_What you should do_.
Copy every line of the records below that holds the word "Vitamin".
╭─ Data excerpts
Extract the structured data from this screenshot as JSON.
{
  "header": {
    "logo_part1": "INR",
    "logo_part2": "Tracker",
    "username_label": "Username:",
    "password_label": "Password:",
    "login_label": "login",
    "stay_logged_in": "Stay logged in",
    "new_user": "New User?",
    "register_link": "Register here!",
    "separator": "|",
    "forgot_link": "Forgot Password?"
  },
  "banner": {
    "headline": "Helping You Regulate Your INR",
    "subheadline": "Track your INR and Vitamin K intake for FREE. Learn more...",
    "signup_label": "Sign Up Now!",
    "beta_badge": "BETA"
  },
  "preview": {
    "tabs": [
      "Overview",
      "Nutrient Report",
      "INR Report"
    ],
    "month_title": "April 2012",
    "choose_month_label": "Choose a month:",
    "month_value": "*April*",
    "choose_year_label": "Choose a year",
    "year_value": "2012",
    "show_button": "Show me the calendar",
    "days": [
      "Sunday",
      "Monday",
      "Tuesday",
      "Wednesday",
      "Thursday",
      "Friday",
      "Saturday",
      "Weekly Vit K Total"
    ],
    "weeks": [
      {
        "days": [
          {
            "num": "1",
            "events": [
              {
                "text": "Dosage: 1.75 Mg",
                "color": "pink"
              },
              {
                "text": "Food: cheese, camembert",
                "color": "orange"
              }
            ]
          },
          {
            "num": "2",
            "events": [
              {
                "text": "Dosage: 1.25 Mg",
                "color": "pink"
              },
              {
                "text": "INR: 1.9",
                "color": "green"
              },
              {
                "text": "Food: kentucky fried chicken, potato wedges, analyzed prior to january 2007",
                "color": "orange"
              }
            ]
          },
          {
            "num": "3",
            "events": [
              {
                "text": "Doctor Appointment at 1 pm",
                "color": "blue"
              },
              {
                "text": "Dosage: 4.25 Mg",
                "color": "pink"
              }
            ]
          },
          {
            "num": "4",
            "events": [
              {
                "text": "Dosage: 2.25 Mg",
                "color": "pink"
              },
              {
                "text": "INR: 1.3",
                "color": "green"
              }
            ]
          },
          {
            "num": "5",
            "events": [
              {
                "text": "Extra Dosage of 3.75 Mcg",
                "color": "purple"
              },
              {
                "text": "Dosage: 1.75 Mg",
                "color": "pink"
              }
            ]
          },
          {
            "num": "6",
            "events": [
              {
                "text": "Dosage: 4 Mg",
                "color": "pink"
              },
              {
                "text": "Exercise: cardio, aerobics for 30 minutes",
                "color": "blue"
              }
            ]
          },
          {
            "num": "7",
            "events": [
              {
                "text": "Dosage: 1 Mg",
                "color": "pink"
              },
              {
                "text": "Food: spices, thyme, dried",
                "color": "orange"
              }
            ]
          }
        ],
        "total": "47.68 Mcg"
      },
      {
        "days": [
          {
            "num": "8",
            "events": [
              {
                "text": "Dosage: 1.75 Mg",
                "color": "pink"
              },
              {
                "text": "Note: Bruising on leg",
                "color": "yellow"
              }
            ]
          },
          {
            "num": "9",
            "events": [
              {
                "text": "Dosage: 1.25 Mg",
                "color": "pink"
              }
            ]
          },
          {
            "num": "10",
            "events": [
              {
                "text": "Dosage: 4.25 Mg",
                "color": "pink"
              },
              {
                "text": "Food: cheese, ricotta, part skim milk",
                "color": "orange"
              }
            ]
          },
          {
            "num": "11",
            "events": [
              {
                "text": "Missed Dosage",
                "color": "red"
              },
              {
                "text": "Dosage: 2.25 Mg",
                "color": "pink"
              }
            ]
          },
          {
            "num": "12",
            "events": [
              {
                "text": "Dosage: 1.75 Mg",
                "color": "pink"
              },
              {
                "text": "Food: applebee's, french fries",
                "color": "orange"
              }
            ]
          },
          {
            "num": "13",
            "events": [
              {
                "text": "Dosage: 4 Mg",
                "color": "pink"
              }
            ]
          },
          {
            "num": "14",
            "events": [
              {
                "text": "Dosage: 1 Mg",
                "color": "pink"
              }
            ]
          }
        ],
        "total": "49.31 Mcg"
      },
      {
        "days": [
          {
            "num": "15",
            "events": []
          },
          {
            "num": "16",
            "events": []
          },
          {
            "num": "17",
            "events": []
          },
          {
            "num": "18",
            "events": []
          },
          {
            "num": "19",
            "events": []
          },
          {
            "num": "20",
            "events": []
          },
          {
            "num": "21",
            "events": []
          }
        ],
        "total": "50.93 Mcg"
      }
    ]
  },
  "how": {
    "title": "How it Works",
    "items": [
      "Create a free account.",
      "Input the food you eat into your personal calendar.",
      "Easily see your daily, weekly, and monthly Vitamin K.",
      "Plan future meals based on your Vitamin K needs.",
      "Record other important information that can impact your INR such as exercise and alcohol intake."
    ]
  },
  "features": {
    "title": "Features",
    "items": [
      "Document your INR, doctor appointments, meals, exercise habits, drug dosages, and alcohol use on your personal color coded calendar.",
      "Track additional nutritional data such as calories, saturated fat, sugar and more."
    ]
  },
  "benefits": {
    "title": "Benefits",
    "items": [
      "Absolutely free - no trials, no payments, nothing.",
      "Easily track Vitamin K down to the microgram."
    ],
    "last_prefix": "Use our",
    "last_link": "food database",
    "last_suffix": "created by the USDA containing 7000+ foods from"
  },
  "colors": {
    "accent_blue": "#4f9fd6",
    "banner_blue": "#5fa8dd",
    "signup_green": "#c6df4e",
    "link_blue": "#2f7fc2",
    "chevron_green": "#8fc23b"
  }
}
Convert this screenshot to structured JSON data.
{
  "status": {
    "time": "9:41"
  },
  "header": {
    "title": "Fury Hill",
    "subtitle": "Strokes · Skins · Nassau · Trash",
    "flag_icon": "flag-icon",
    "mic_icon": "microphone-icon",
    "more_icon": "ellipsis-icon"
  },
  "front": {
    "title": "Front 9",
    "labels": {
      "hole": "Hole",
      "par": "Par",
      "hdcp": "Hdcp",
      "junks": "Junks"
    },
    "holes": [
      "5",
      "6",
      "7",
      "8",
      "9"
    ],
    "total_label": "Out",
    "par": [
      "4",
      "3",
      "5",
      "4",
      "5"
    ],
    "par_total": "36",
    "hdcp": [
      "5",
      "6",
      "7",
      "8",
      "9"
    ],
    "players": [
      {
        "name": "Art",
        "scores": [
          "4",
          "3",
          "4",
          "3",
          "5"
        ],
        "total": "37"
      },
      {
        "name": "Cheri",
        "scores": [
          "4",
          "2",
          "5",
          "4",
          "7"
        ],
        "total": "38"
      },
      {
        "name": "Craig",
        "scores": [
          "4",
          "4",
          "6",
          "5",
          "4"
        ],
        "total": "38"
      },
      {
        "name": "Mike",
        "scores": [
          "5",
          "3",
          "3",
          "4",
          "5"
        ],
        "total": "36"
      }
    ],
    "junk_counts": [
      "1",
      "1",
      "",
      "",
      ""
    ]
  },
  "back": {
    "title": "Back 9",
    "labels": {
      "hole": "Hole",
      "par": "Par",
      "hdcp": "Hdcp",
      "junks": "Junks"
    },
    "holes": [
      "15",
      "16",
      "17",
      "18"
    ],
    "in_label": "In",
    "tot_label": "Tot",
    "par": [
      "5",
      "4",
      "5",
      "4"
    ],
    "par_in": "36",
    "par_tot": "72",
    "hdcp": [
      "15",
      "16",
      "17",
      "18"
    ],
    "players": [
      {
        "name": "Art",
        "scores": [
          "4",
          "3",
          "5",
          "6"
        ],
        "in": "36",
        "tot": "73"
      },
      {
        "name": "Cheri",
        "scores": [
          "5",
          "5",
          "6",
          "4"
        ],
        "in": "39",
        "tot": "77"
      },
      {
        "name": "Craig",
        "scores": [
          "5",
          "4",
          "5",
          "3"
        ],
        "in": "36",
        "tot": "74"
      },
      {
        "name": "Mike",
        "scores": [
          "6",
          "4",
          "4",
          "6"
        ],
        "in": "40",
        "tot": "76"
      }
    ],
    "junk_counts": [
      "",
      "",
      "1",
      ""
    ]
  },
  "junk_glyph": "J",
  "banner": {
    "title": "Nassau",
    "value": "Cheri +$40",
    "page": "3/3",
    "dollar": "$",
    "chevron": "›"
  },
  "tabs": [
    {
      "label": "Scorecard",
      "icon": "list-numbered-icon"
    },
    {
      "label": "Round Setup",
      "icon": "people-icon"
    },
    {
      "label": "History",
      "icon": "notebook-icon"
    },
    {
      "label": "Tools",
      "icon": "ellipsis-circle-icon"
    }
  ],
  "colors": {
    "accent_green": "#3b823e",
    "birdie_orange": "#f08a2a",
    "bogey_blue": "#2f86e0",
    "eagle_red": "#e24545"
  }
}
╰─
_Written answer_.
    "subheadline": "Track your INR and Vitamin K intake for FREE. Learn more...",
      "Easily see your daily, weekly, and monthly Vitamin K.",
      "Plan future meals based on your Vitamin K needs.",
      "Easily track Vitamin K down to the microgram."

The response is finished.